I had the pleasure of being in attendance for the tour opener in AR. While a tremendous amount of fun, a little rust was obvious (although I think a number of songs from that show set the table for what would be so successful this summer). I was excited to track this tour, as I knew I would be there for the end, if we got there of course. The concerns that many had were justified, and as other touring acts rescheduled or downright cancelled, Phish kept it up and had no health-related cancellations. That in itself should be cause for celebration.
Getting back to Dick’s is always magic. The routine (I have sat in the same seat since Saturday night of 2014), the Shakedown, the vibe… It came back like riding a bicycle. The undeniable two show punch at Shoreline had expectations sky high, and while not reaching those stratospheric heights, the band delivered three fantastically executed (if a touch uneven in flow at times) shows, culminating in tonight’s closer.

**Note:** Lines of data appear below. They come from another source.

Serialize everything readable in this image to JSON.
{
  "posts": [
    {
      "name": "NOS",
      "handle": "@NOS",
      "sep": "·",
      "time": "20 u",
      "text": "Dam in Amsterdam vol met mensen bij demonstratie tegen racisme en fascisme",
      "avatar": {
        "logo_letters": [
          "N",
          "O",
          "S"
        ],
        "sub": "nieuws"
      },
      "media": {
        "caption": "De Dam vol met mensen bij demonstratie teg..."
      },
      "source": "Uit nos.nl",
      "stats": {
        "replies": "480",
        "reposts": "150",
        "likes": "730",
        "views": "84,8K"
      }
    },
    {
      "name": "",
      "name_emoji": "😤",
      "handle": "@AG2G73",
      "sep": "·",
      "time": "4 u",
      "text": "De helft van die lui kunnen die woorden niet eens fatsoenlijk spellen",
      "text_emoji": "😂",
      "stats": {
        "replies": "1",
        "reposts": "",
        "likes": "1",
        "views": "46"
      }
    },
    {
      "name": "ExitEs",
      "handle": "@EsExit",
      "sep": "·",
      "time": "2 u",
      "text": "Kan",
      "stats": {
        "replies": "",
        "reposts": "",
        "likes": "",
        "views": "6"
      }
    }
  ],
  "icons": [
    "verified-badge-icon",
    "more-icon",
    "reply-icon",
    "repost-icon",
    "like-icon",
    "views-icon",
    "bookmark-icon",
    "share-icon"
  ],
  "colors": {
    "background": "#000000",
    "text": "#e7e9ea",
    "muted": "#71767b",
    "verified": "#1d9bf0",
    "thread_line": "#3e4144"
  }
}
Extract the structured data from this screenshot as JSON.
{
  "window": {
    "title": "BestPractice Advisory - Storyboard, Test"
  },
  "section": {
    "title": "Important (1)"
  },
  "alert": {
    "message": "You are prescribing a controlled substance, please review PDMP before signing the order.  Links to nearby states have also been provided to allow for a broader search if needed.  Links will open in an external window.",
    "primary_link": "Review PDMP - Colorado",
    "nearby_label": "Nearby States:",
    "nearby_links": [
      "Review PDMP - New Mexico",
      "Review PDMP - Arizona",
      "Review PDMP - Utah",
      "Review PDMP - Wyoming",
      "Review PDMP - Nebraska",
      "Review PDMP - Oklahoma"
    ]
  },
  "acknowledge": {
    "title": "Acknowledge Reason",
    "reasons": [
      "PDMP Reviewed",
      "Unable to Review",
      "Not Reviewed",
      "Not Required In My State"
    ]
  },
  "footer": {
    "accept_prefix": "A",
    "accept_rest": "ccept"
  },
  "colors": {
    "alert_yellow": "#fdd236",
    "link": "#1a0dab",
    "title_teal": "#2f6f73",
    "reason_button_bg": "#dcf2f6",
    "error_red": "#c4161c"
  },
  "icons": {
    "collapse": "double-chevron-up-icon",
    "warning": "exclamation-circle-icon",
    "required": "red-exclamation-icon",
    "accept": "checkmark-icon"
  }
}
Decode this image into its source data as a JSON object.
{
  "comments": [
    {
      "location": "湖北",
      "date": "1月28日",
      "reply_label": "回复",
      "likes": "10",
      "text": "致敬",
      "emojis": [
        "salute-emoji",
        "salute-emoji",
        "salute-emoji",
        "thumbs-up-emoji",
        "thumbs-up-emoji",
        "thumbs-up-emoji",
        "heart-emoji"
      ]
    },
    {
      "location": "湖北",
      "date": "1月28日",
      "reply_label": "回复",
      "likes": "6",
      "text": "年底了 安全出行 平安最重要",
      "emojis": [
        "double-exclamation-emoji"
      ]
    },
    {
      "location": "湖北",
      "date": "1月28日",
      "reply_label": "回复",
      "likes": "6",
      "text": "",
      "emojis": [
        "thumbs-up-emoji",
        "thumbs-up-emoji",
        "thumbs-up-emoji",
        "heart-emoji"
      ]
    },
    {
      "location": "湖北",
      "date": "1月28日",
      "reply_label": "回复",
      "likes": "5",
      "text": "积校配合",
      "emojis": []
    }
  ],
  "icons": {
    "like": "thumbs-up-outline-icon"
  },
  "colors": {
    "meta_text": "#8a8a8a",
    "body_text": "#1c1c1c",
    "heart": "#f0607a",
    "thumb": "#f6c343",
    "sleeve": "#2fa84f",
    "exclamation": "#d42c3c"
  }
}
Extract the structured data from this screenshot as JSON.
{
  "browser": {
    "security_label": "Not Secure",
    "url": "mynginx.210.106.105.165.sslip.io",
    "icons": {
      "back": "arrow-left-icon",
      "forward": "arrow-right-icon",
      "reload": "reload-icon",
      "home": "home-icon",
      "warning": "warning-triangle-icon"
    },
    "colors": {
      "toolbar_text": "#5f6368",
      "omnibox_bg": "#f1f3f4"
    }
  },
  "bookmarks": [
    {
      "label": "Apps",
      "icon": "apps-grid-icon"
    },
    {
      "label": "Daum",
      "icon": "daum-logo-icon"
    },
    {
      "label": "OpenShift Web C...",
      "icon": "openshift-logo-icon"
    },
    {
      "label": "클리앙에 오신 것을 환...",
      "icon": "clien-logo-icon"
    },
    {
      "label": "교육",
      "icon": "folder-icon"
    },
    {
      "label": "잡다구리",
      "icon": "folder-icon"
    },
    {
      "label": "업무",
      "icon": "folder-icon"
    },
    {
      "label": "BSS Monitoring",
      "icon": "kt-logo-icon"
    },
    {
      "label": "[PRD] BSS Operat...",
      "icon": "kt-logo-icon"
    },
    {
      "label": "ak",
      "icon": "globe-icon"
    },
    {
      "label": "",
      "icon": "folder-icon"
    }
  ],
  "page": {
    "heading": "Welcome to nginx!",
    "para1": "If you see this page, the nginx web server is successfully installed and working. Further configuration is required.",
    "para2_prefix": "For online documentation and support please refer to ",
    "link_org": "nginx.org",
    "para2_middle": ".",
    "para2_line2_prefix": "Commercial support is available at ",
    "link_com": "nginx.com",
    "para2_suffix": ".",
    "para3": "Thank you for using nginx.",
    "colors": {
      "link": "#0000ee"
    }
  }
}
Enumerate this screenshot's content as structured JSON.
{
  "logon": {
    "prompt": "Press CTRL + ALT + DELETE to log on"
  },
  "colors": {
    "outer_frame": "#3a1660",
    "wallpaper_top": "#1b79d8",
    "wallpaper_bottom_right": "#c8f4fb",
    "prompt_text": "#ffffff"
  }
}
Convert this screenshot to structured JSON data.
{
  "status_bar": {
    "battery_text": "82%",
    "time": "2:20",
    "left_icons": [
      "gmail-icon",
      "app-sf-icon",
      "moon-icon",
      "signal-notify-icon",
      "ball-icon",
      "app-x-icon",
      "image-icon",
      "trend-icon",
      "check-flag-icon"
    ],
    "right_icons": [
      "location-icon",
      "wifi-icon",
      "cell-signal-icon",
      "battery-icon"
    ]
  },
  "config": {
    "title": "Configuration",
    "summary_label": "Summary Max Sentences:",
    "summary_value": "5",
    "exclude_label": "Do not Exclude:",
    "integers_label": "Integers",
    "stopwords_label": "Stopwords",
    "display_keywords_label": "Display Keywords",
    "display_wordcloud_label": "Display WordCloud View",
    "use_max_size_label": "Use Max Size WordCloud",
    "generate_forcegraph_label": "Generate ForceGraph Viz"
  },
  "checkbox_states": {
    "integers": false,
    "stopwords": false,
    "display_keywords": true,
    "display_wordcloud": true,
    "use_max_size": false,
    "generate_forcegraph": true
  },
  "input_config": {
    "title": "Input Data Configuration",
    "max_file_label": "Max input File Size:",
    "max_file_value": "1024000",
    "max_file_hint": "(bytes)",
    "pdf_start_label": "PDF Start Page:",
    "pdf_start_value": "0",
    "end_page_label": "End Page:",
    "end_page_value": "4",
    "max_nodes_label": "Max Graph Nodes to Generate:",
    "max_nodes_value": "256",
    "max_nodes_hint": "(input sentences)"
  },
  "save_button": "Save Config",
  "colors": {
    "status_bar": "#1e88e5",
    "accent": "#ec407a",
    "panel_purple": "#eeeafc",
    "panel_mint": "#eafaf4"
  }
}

[We would like to thank Denny Kinlaw, user @SaintAndrew, for last night's recap, his first Dick’s show. -Ed.]
Some venues simply flaunt their status as beacons of musical heritage upon the American landscape: the mythic aura of Madison Square Garden, the sublime scale of Alpine Valley, and the dingy intimacy of Hampton Coliseum all come to mind. To enter these venues is to enter into the mythos of rock n’ roll history. For Phish and their fans, these venues represent not only the ascendancy of a band that labored most of its career in the shadows of more commercially celebrated acts—with Phish finally “making it” on the main stages by 12/30/1994 and utterly destroying them by 12/30/1997—but stand out as perennial havens for a band that continues to achieve improvisational high-water marks thirty years into its career. While Dick’s Sporting Goods Park will never elicit the type of hushed reverence these historic venues tend to evoke, nor will anyone ever gasp with stilted breath “It’s magnificent” upon entering Dick's (See Gorge), it simply is the most important outdoor venue for mapping Phish’s shape-shifting achievements in the 3.0 era.
You know it when you see it, but it is still hard to put into words. “It’s real, but, in a different way,” I might say to someone who asks what magic is, “Your eyes and ears say, ‘absolutely,’ while your brain and logic say, ‘that can’t be,’” and neither are correct. Or maybe both are. Magic fills us with a sense of wonder about the world: a sense that beyond the surface of somethings, all things, radiates whole other worlds of timelessness and innocence for us to observe, but only through the right lens.
Logic and rationality no longer seem applicable or appropriate when magic is around. Magic supplants a new reality---a much better one, I will add---to our existence. Phish shows are one such lens that shows us magic is real. Vibrations and light and people come together to form experiences and memories that transcend what daily life is like; for most, at least. And that’s magic. For three hours a night, a handful of nights a year, we can experience magic, and we did tonight.
Phish.net is a non-commercial project run by Phish fans and for Phish fans under the auspices of the all-volunteer, non-profit Mockingbird Foundation.
This project serves to compile, preserve, and protect encyclopedic information about Phish and their music.
The Mockingbird Foundation is a non-profit organization founded by Phish fans in 1996 to generate charitable proceeds from the Phish community.
And since we're entirely volunteer – with no office, salaries, or paid staff – administrative costs are less than 2% of revenues! So far, we've distributed just about $1,500,000 to support music education for children – hundreds of grants in all 50 states, with more on the way.